Coders want to code, and project managers want to make sure coders are coding efficiently. All too often, the question of why the coders are coding is left unanswered, or at the very least is not given careful enough consideration before a project takes off and gets a life all its own.
Why is this such a common problem? In large part, it's because doing a credible business case justification, particularly on a large project, is an enormous undertaking that spans various disciplines and departments within the company. A serious go/no-go business case evaluation can involve numerous focus groups, prototypes and data models - all so that an executive committee can simply say "no" and scrap all that effort with no tangible deliverable. When you are juggling a ton of projects, that's a tough pill to swallow.
You can get a great idea of the scale of this effort initiative from a sample business case, provided by our partners at gannthead.com, for one of the most complex IT projects out there - a data warehouse build out. The complete business case is available free to IT Business edge members here in the IT Downloads library. The document reads as a completed document, but you certainly can delete specific information to use it as an outline template. Or you can simply read it as a reference for what goes into making a solid business case.
The first thing you're likely to notice about the business case is that it is huge - 66 pages long, to be precise. It's written from the perspective of a consulting firm that has been brought in to evaluate three candidate data warehouse projects - two are targeted at optimizing business processes for cost savings, the other for meeting compliance in the (thankfully) highly regulated waste water treatment industry.
One quick takeaway from this document is that business cases are designed for people who are not intimately familiar with the project. A VP in accounting may have just heard lunch room chatter about how great a data warehouse will be. A lot of information goes into this. The recommendations section of this business case lays out a strategic phased approach to the project that included past events, including "strategic visioning," as you can see in the image below.
Before the business case was completed, a Strategic Information Plan (code for a really elaborate business requirements document) was reviewed and filtered as a basis analysis and prototyping that followed. For a project of this scale, focus groups were culled from business owner contingencies. Additionally, a simple prototype DW implementation was developed using sample data from the client. Vendors of data warehouse and similarly massive solutions often build out a simulation late in the sales process; there's no reason your internal team should not do the same in evaluating a major project on a business case model.

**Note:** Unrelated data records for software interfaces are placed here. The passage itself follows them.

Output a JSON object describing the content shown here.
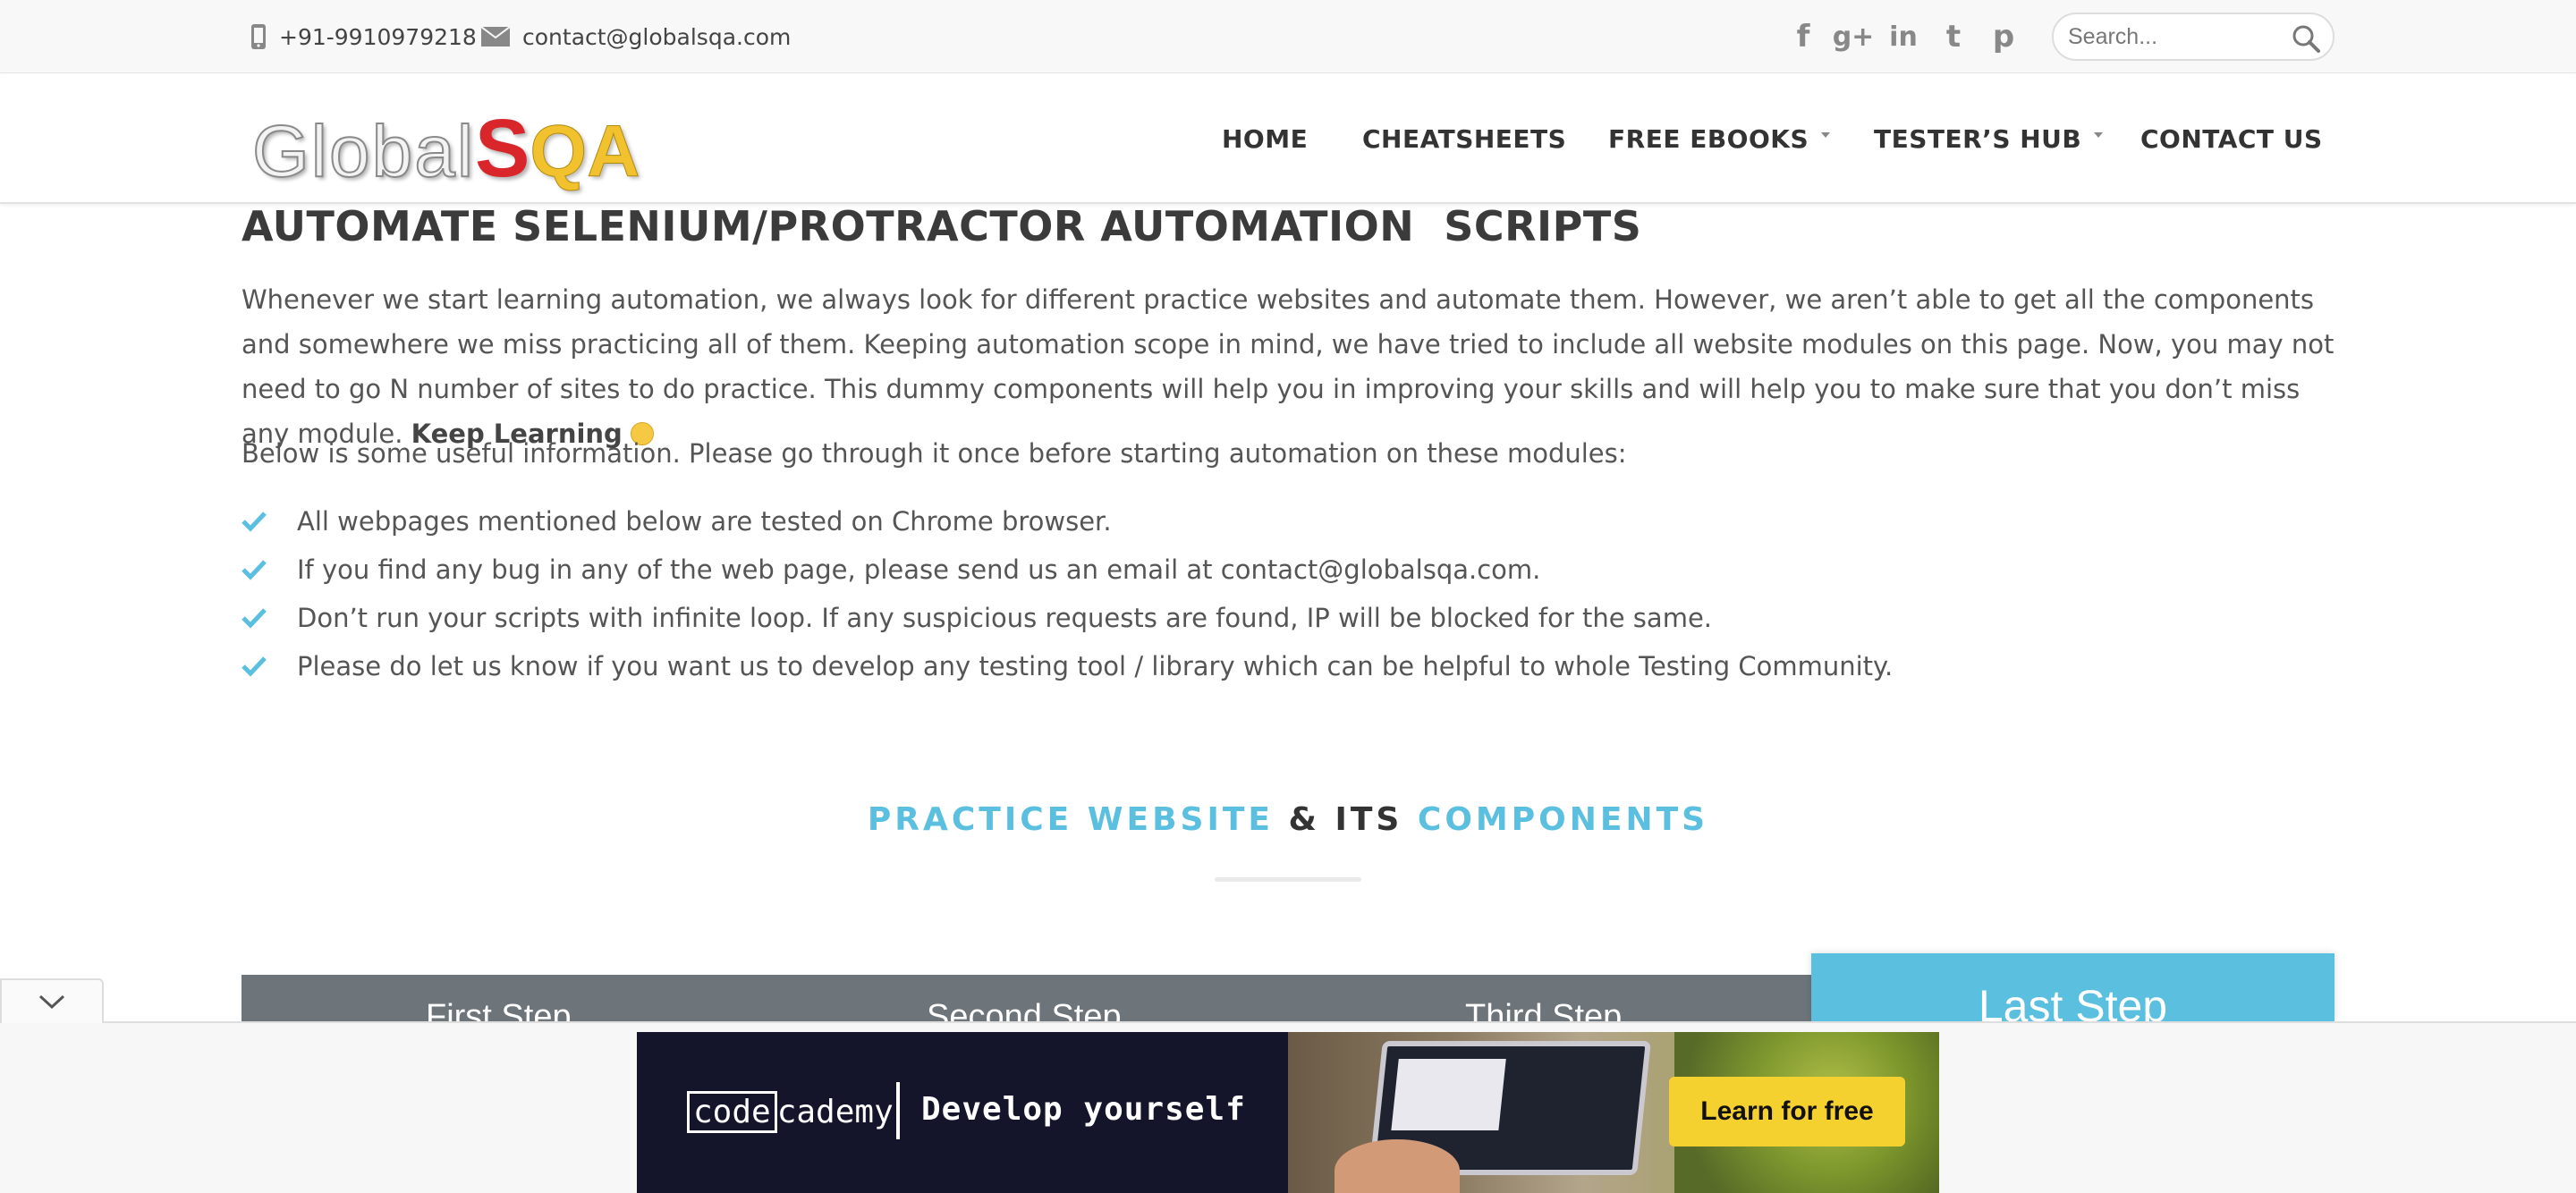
{
  "topbar": {
    "phone": "+91-9910979218",
    "email": "contact@globalsqa.com",
    "social": [
      {
        "icon": "facebook-icon",
        "glyph": "f"
      },
      {
        "icon": "google-plus-icon",
        "glyph": "g+"
      },
      {
        "icon": "linkedin-icon",
        "glyph": "in"
      },
      {
        "icon": "twitter-icon",
        "glyph": "t"
      },
      {
        "icon": "pinterest-icon",
        "glyph": "p"
      }
    ],
    "search_placeholder": "Search..."
  },
  "header": {
    "logo": {
      "part1": "Global",
      "part2": "S",
      "part3": "QA"
    },
    "nav": {
      "home": "HOME",
      "cheatsheets": "CHEATSHEETS",
      "free_ebooks": "FREE EBOOKS",
      "testers_hub": "TESTER’S HUB",
      "contact_us": "CONTACT US"
    }
  },
  "main": {
    "title": "AUTOMATE SELENIUM/PROTRACTOR AUTOMATION  SCRIPTS",
    "intro": "Whenever we start learning automation, we always look for different practice websites and automate them. However, we aren’t able to get all the components and somewhere we miss practicing all of them. Keeping automation scope in mind, we have tried to include all website modules on this page. Now, you may not need to go N number of sites to do practice. This dummy components will help you in improving your skills and will help you to make sure that you don’t miss any module.",
    "intro_bold": "Keep Learning",
    "info_heading": "Below is some useful information. Please go through it once before starting automation on these modules:",
    "checklist": [
      "All webpages mentioned below are tested on Chrome browser.",
      "If you find any bug in any of the web page, please send us an email at contact@globalsqa.com.",
      "Don’t run your scripts with infinite loop. If any suspicious requests are found, IP will be blocked for the same.",
      "Please do let us know if you want us to develop any testing tool / library which can be helpful to whole Testing Community."
    ],
    "section_title": {
      "part1": "PRACTICE WEBSITE",
      "part2": "& ITS",
      "part3": "COMPONENTS"
    },
    "steps": [
      "First Step",
      "Second Step",
      "Third Step"
    ],
    "last_step": "Last Step"
  },
  "ad": {
    "brand_code": "code",
    "brand_rest": "cademy",
    "tagline": "Develop yourself",
    "cta": "Learn for free"
  },
  "colors": {
    "accent": "#5bbfe0",
    "steps_bg": "#6e757a",
    "logo_s": "#d8262a",
    "logo_qa": "#f2c12e",
    "ad_bg": "#14142b",
    "ad_cta": "#f5d12f"
  }
}
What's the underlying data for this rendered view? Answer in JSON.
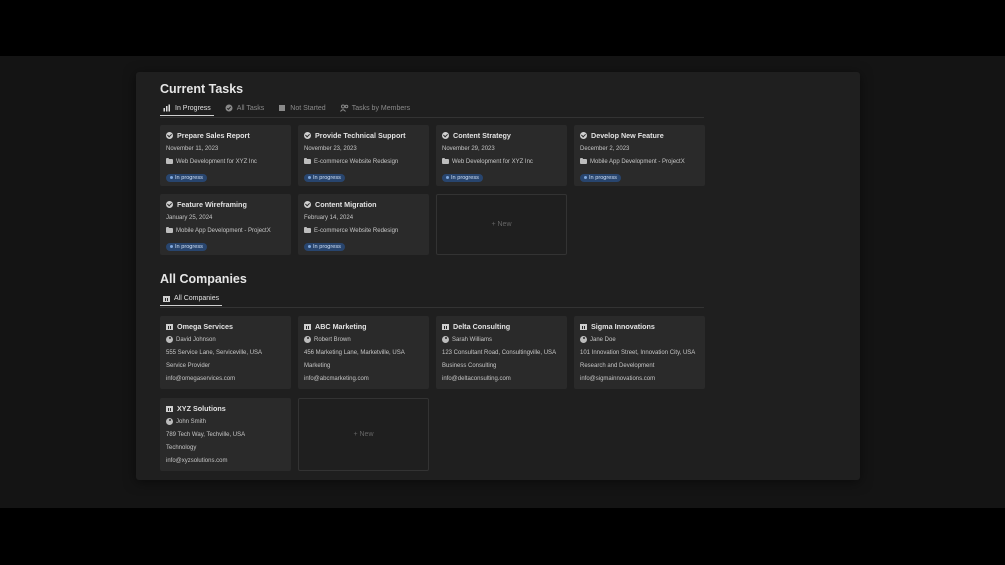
{
  "current_tasks": {
    "title": "Current Tasks",
    "tabs": [
      {
        "label": "In Progress",
        "icon": "bar-chart-icon",
        "active": true
      },
      {
        "label": "All Tasks",
        "icon": "check-circle-icon",
        "active": false
      },
      {
        "label": "Not Started",
        "icon": "square-icon",
        "active": false
      },
      {
        "label": "Tasks by Members",
        "icon": "people-icon",
        "active": false
      }
    ],
    "cards": [
      {
        "title": "Prepare Sales Report",
        "date": "November 11, 2023",
        "project": "Web Development for XYZ Inc",
        "status": "In progress"
      },
      {
        "title": "Provide Technical Support",
        "date": "November 23, 2023",
        "project": "E-commerce Website Redesign",
        "status": "In progress"
      },
      {
        "title": "Content Strategy",
        "date": "November 29, 2023",
        "project": "Web Development for XYZ Inc",
        "status": "In progress"
      },
      {
        "title": "Develop New Feature",
        "date": "December 2, 2023",
        "project": "Mobile App Development - ProjectX",
        "status": "In progress"
      },
      {
        "title": "Feature Wireframing",
        "date": "January 25, 2024",
        "project": "Mobile App Development - ProjectX",
        "status": "In progress"
      },
      {
        "title": "Content Migration",
        "date": "February 14, 2024",
        "project": "E-commerce Website Redesign",
        "status": "In progress"
      }
    ],
    "new_label": "+ New"
  },
  "all_companies": {
    "title": "All Companies",
    "tabs": [
      {
        "label": "All Companies",
        "icon": "building-icon",
        "active": true
      }
    ],
    "cards": [
      {
        "name": "Omega Services",
        "contact": "David Johnson",
        "address": "555 Service Lane, Serviceville, USA",
        "industry": "Service Provider",
        "email": "info@omegaservices.com"
      },
      {
        "name": "ABC Marketing",
        "contact": "Robert Brown",
        "address": "456 Marketing Lane, Marketville, USA",
        "industry": "Marketing",
        "email": "info@abcmarketing.com"
      },
      {
        "name": "Delta Consulting",
        "contact": "Sarah Williams",
        "address": "123 Consultant Road, Consultingville, USA",
        "industry": "Business Consulting",
        "email": "info@deltaconsulting.com"
      },
      {
        "name": "Sigma Innovations",
        "contact": "Jane Doe",
        "address": "101 Innovation Street, Innovation City, USA",
        "industry": "Research and Development",
        "email": "info@sigmainnovations.com"
      },
      {
        "name": "XYZ Solutions",
        "contact": "John Smith",
        "address": "789 Tech Way, Techville, USA",
        "industry": "Technology",
        "email": "info@xyzsolutions.com"
      }
    ],
    "new_label": "+ New"
  },
  "colors": {
    "background": "#000000",
    "panel": "#1f1f1f",
    "card": "#2a2a2a",
    "badge": "#28456e"
  }
}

The business case then goes on to spell out the high-level business justification for each of the three candidate projects. Obviously, much of the conversation revolves around core financial metrics such as return on investment, as you can see in the image below.
However, the business case goes on to describe in great detail how the data warehouse project can impact business processes. Tomorrow, we'll look at some useful examples of how to describe the functional benefits of a major project with numbers, instead of just nebulous terms like "improve" or "optimize."